Exercise description = The pictures stay out; everything else in the entries below must be returned exactly.

Information shown =
--------------------------------------------------
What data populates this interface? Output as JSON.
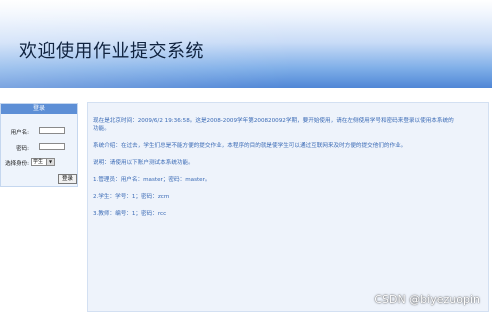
{
  "header": {
    "title": "欢迎使用作业提交系统"
  },
  "login": {
    "header": "登录",
    "username_label": "用户名:",
    "username_value": "",
    "password_label": "密码:",
    "password_value": "",
    "role_label": "选择身份:",
    "role_selected": "学生",
    "submit_label": "登录"
  },
  "content": {
    "line1": "现在是北京时间：2009/6/2 19:36:58。这是2008-2009学年第200820092学期，要开始使用，请在左侧使用学号和密码来登录以使用本系统的",
    "line1b": "功能。",
    "line2": "系统介绍：在过去，学生们总是不能方便的提交作业，本程序的目的就是使学生可以通过互联网来及时方便的提交他们的作业。",
    "line3": "说明：请使用以下账户测试本系统功能。",
    "account1": "1.管理员：用户名：master；密码：master。",
    "account2": "2.学生：学号：1；密码：zcm",
    "account3": "3.教师：编号：1；密码：rcc"
  },
  "watermark": "CSDN @biyezuopin",
  "colors": {
    "banner_top": "#ffffff",
    "banner_bottom": "#4f86d6",
    "login_header": "#5d8fd6",
    "content_bg": "#eef3fb",
    "content_text": "#3a6ab5"
  }
}
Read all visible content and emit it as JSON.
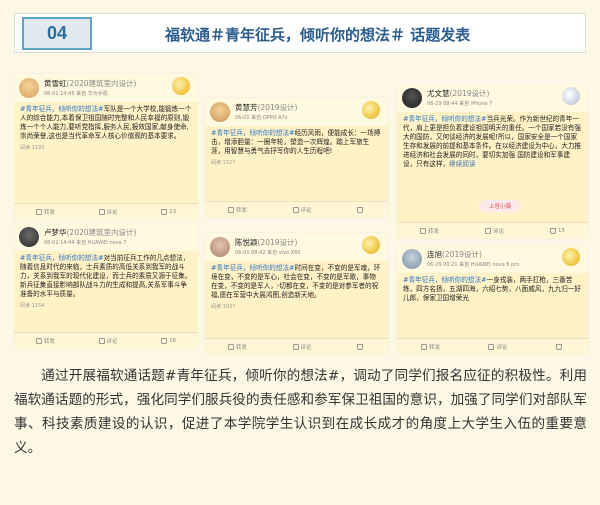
{
  "header": {
    "number": "04",
    "title": "福软通＃青年征兵，倾听你的想法＃ 话题发表"
  },
  "colors": {
    "accent_blue": "#2c5d8c",
    "badge_border": "#5da4c6",
    "hashtag_blue": "#3178c6",
    "post_bg": "#fff2c6"
  },
  "posts": [
    {
      "name": "黄雪虹",
      "tag": "(2020建筑室内设计)",
      "meta": "06-01 14:45 来自 华为手机",
      "hashtag": "#青年征兵，倾听你的想法#",
      "body": "军队是一个大学校,能锻炼一个人的综合能力,本着保卫祖国随时完整和人民幸福的原则,锻炼一个个人能力,要听党指挥,服务人民,报效国家,献身使命,崇尚荣誉,这也是当代革命军人核心价值观的基本要求。",
      "reads": "阅读 1193",
      "forward": "转发",
      "comment": "评论",
      "likes": "23",
      "avatar": "avatar-yellow"
    },
    {
      "name": "卢梦华",
      "tag": "(2020建筑室内设计)",
      "meta": "06-01 14:44 来自 HUAWEI nova 7",
      "hashtag": "#青年征兵，倾听你的想法#",
      "body": "对当前征兵工作的几点想法，随着信息时代的来临，士兵素质的高低关系到我军的战斗力，关系到我军的现代化建设，而士兵的素质又源于征集。新兵征集直接影响部队战斗力的生成和提高,关系军事斗争准备的水平与质量。",
      "reads": "阅读 1154",
      "forward": "转发",
      "comment": "评论",
      "likes": "16",
      "avatar": "avatar-dark"
    },
    {
      "name": "黄慧芳",
      "tag": "(2019设计)",
      "meta": "06-01 来自 OPPO A7x",
      "hashtag": "#青年征兵，倾听你的想法#",
      "body": "经历风雨，便能成长：一场搏击，增添胆量：一圈年轮，塑造一次辉煌。踏上军旅生涯，用智慧与勇气去抒写你的人生历程吧!",
      "reads": "阅读 1327",
      "forward": "转发",
      "comment": "评论",
      "likes": "",
      "avatar": "avatar-yellow"
    },
    {
      "name": "陈悦颖",
      "tag": "(2019设计)",
      "meta": "06-01 08:42 来自 vivo X60",
      "hashtag": "#青年征兵，倾听你的想法#",
      "body": "时间在变，不变的是军魂，环境在变，不变的是军心，社会在变，不变的是军歌，事物在变，不变的是军人，-切都在变，不变的是对参军者的祝福,愿在军营中大展鸿图,创造新天地。",
      "reads": "阅读 1037",
      "forward": "转发",
      "comment": "评论",
      "likes": "",
      "avatar": "avatar-light"
    },
    {
      "name": "尤文慧",
      "tag": "(2019设计)",
      "meta": "06-29 08:44 来自 iPhone 7",
      "hashtag": "#青年征兵，倾听你的想法#",
      "body": "当兵光荣。作为新世纪的青年一代，肩上更是担负着建设祖国明天的重任。一个国家若没有强大的国防，又何谈经济的发展呢!所以，国家安全是一个国家生存和发展的前提和基本条件。在以经济建设为中心，大力推进经济和社会发展的同时，要切实加强 国防建设和军事建设，只有这样，",
      "more": "继续阅读",
      "reads": "",
      "up_label": "上官小薇",
      "forward": "转发",
      "comment": "评论",
      "likes": "15",
      "avatar": "avatar-dark"
    },
    {
      "name": "连旭",
      "tag": "(2019设计)",
      "meta": "06-29 00:21 来自 HUAWEI nova 8 pro",
      "hashtag": "#青年征兵，倾听你的想法#",
      "body": "一身戎装，两手扛枪，三番苦练，四方名扬，五湖四海，六绍七势，八面威风，九九归一好儿郎，保家卫国增荣光",
      "reads": "",
      "forward": "转发",
      "comment": "评论",
      "likes": "",
      "avatar": "avatar-light"
    }
  ],
  "paragraph": "通过开展福软通话题#青年征兵，倾听你的想法#，调动了同学们报名应征的积极性。利用福软通话题的形式，强化同学们服兵役的责任感和参军保卫祖国的意识，加强了同学们对部队军事、科技素质建设的认识，促进了本学院学生认识到在成长成才的角度上大学生入伍的重要意义。"
}
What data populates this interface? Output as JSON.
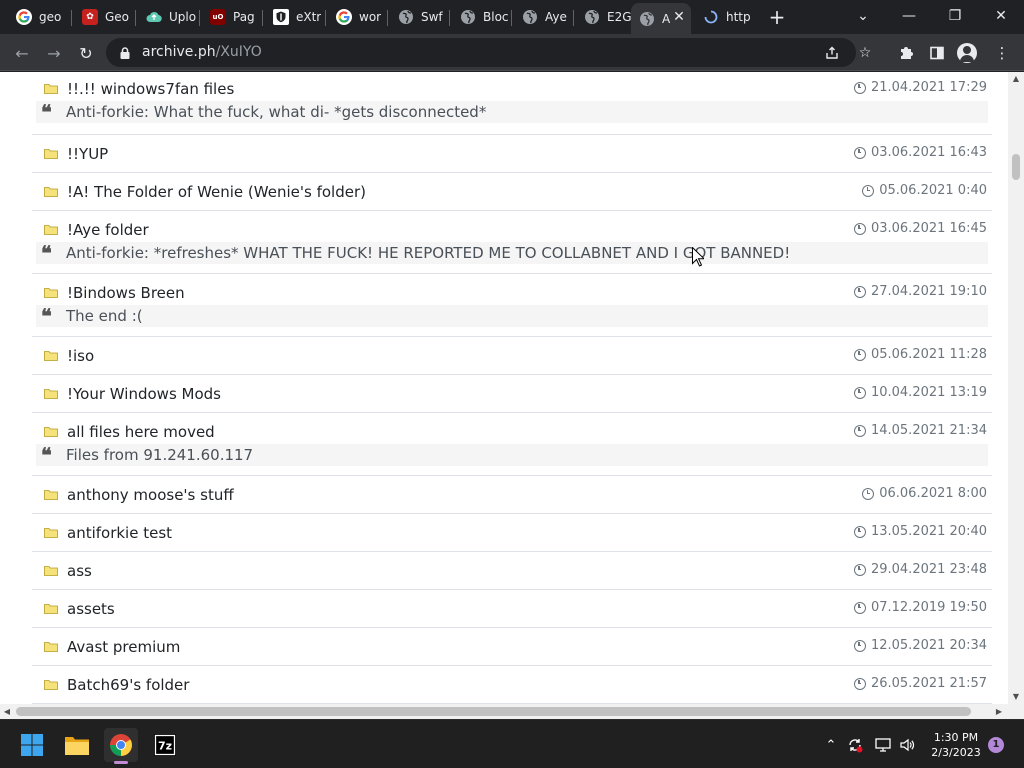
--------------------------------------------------
Output for this task =
What data populates this interface? Output as JSON.
{
  "header": {
    "title": "欢迎使用作业提交系统"
  },
  "login": {
    "header": "登录",
    "username_label": "用户名:",
    "username_value": "",
    "password_label": "密码:",
    "password_value": "",
    "role_label": "选择身份:",
    "role_selected": "学生",
    "submit_label": "登录"
  },
  "content": {
    "line1": "现在是北京时间：2009/6/2 19:36:58。这是2008-2009学年第200820092学期，要开始使用，请在左侧使用学号和密码来登录以使用本系统的",
    "line1b": "功能。",
    "line2": "系统介绍：在过去，学生们总是不能方便的提交作业，本程序的目的就是使学生可以通过互联网来及时方便的提交他们的作业。",
    "line3": "说明：请使用以下账户测试本系统功能。",
    "account1": "1.管理员：用户名：master；密码：master。",
    "account2": "2.学生：学号：1；密码：zcm",
    "account3": "3.教师：编号：1；密码：rcc"
  },
  "watermark": "CSDN @biyezuopin",
  "colors": {
    "banner_top": "#ffffff",
    "banner_bottom": "#4f86d6",
    "login_header": "#5d8fd6",
    "content_bg": "#eef3fb",
    "content_text": "#3a6ab5"
  }
}
Read all visible content and emit it as JSON.
{
  "header": {
    "number": "04",
    "title": "福软通＃青年征兵，倾听你的想法＃ 话题发表"
  },
  "colors": {
    "accent_blue": "#2c5d8c",
    "badge_border": "#5da4c6",
    "hashtag_blue": "#3178c6",
    "post_bg": "#fff2c6"
  },
  "posts": [
    {
      "name": "黄雪虹",
      "tag": "(2020建筑室内设计)",
      "meta": "06-01 14:45 来自 华为手机",
      "hashtag": "#青年征兵，倾听你的想法#",
      "body": "军队是一个大学校,能锻炼一个人的综合能力,本着保卫祖国随时完整和人民幸福的原则,锻炼一个个人能力,要听党指挥,服务人民,报效国家,献身使命,崇尚荣誉,这也是当代革命军人核心价值观的基本要求。",
      "reads": "阅读 1193",
      "forward": "转发",
      "comment": "评论",
      "likes": "23",
      "avatar": "avatar-yellow"
    },
    {
      "name": "卢梦华",
      "tag": "(2020建筑室内设计)",
      "meta": "06-01 14:44 来自 HUAWEI nova 7",
      "hashtag": "#青年征兵，倾听你的想法#",
      "body": "对当前征兵工作的几点想法，随着信息时代的来临，士兵素质的高低关系到我军的战斗力，关系到我军的现代化建设，而士兵的素质又源于征集。新兵征集直接影响部队战斗力的生成和提高,关系军事斗争准备的水平与质量。",
      "reads": "阅读 1154",
      "forward": "转发",
      "comment": "评论",
      "likes": "16",
      "avatar": "avatar-dark"
    },
    {
      "name": "黄慧芳",
      "tag": "(2019设计)",
      "meta": "06-01 来自 OPPO A7x",
      "hashtag": "#青年征兵，倾听你的想法#",
      "body": "经历风雨，便能成长：一场搏击，增添胆量：一圈年轮，塑造一次辉煌。踏上军旅生涯，用智慧与勇气去抒写你的人生历程吧!",
      "reads": "阅读 1327",
      "forward": "转发",
      "comment": "评论",
      "likes": "",
      "avatar": "avatar-yellow"
    },
    {
      "name": "陈悦颖",
      "tag": "(2019设计)",
      "meta": "06-01 08:42 来自 vivo X60",
      "hashtag": "#青年征兵，倾听你的想法#",
      "body": "时间在变，不变的是军魂，环境在变，不变的是军心，社会在变，不变的是军歌，事物在变，不变的是军人，-切都在变，不变的是对参军者的祝福,愿在军营中大展鸿图,创造新天地。",
      "reads": "阅读 1037",
      "forward": "转发",
      "comment": "评论",
      "likes": "",
      "avatar": "avatar-light"
    },
    {
      "name": "尤文慧",
      "tag": "(2019设计)",
      "meta": "06-29 08:44 来自 iPhone 7",
      "hashtag": "#青年征兵，倾听你的想法#",
      "body": "当兵光荣。作为新世纪的青年一代，肩上更是担负着建设祖国明天的重任。一个国家若没有强大的国防，又何谈经济的发展呢!所以，国家安全是一个国家生存和发展的前提和基本条件。在以经济建设为中心，大力推进经济和社会发展的同时，要切实加强 国防建设和军事建设，只有这样，",
      "more": "继续阅读",
      "reads": "",
      "up_label": "上官小薇",
      "forward": "转发",
      "comment": "评论",
      "likes": "15",
      "avatar": "avatar-dark"
    },
    {
      "name": "连旭",
      "tag": "(2019设计)",
      "meta": "06-29 00:21 来自 HUAWEI nova 8 pro",
      "hashtag": "#青年征兵，倾听你的想法#",
      "body": "一身戎装，两手扛枪，三番苦练，四方名扬，五湖四海，六绍七势，八面威风，九九归一好儿郎，保家卫国增荣光",
      "reads": "",
      "forward": "转发",
      "comment": "评论",
      "likes": "",
      "avatar": "avatar-light"
    }
  ],
  "paragraph": "通过开展福软通话题#青年征兵，倾听你的想法#，调动了同学们报名应征的积极性。利用福软通话题的形式，强化同学们服兵役的责任感和参军保卫祖国的意识，加强了同学们对部队军事、科技素质建设的认识，促进了本学院学生认识到在成长成才的角度上大学生入伍的重要意义。"
}
What data populates this interface? Output as JSON.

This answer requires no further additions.